> _PROBLEM REQUIREMENTS_
Please state the number of lines in the records below that contain the string "form", and nothing further.

(Interface dataset entries)
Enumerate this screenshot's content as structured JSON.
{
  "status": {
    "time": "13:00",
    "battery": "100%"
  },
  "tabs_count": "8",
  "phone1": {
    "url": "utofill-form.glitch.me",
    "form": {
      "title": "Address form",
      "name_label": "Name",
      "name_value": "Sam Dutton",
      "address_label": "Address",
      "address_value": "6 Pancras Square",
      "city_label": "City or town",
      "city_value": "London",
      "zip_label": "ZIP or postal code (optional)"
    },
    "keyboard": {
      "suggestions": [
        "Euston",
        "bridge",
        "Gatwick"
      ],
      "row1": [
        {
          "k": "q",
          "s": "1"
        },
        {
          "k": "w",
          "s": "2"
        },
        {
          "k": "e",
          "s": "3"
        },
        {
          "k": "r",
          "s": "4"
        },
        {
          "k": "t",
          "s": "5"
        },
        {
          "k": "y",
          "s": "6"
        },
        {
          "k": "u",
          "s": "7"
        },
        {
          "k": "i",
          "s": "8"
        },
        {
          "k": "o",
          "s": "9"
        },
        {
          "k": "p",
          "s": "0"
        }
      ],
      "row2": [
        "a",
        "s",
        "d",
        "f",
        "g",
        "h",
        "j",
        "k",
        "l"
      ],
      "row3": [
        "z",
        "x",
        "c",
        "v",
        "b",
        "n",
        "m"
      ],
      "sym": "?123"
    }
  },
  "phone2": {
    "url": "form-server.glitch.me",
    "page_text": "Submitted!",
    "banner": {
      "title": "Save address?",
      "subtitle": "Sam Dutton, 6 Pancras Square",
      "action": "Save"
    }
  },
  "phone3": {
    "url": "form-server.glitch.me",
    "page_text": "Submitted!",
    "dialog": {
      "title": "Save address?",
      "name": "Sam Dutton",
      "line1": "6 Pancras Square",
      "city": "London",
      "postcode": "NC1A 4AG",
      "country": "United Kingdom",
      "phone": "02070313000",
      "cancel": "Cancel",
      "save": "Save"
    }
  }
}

> _EXERCISE SOLUTION_
5